Every line holding the string "value" is to be copied from the entries below.

[Component data from apps and pages]

+ + +

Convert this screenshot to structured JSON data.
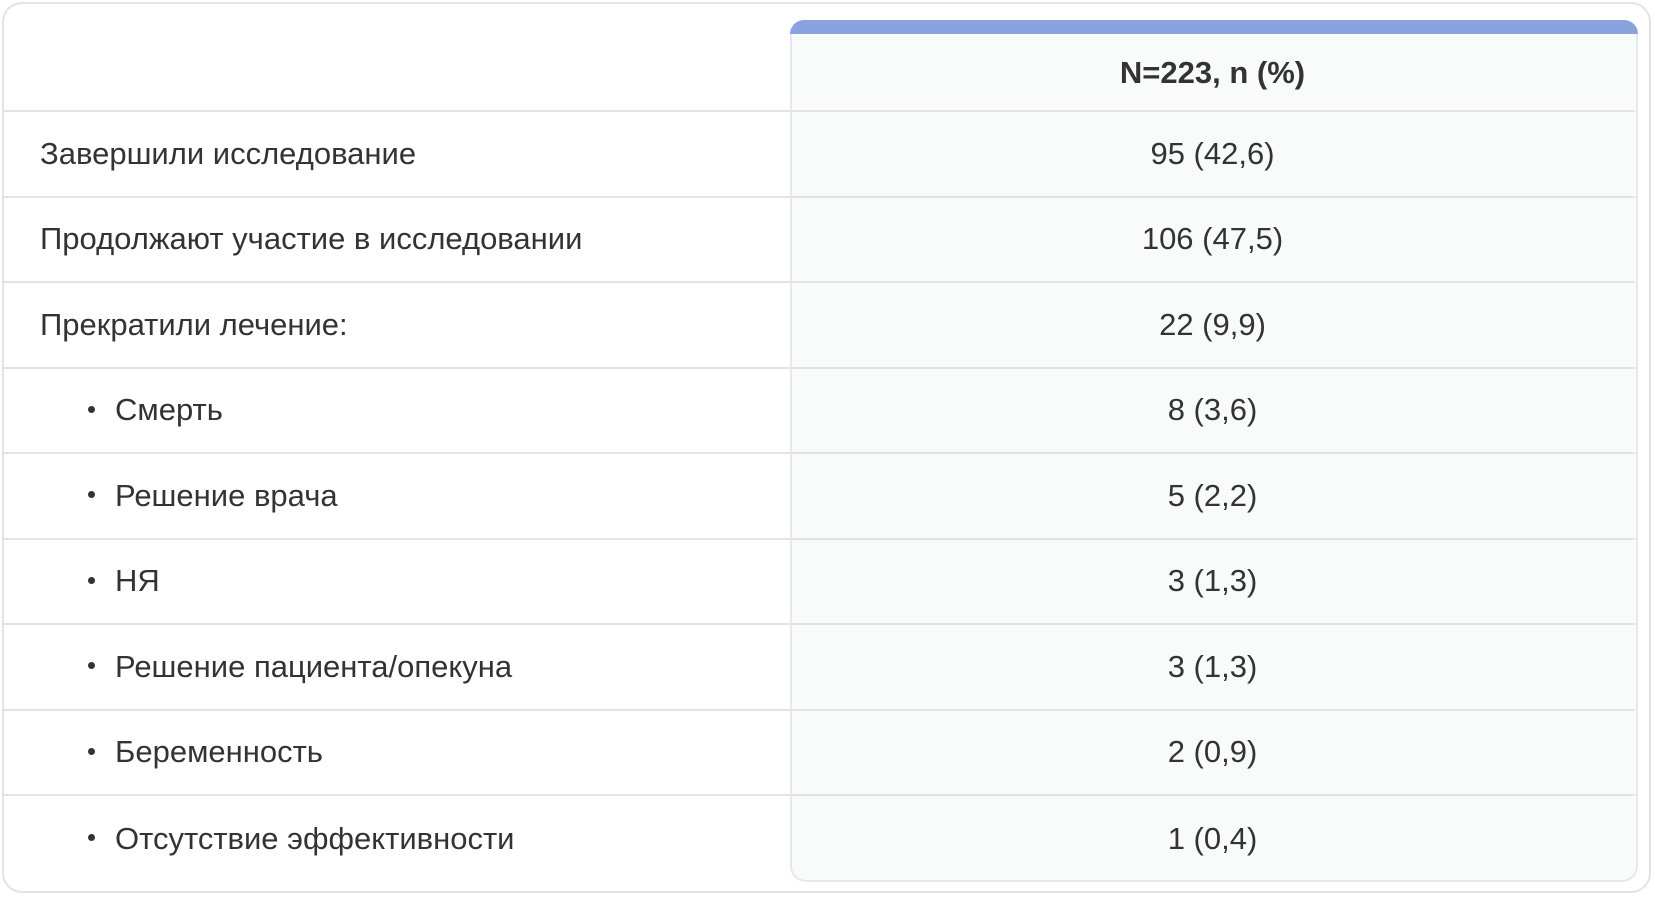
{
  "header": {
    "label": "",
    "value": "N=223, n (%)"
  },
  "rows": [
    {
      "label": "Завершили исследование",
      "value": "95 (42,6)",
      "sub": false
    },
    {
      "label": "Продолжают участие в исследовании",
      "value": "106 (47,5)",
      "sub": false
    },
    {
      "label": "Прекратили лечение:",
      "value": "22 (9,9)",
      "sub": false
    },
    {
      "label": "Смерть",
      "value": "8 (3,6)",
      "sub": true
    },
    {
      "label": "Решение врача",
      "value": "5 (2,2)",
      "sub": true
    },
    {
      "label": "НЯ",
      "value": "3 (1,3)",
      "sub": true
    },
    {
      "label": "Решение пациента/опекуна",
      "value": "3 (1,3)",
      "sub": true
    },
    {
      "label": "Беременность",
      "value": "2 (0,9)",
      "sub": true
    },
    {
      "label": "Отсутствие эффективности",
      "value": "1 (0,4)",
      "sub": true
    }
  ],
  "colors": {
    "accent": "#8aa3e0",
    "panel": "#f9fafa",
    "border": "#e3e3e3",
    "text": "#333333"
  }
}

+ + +

» **Response below**
    "value": "N=223, n (%)"
      "value": "95 (42,6)",
      "value": "106 (47,5)",
      "value": "22 (9,9)",
      "value": "8 (3,6)",
      "value": "5 (2,2)",
      "value": "3 (1,3)",
      "value": "3 (1,3)",
      "value": "2 (0,9)",
      "value": "1 (0,4)",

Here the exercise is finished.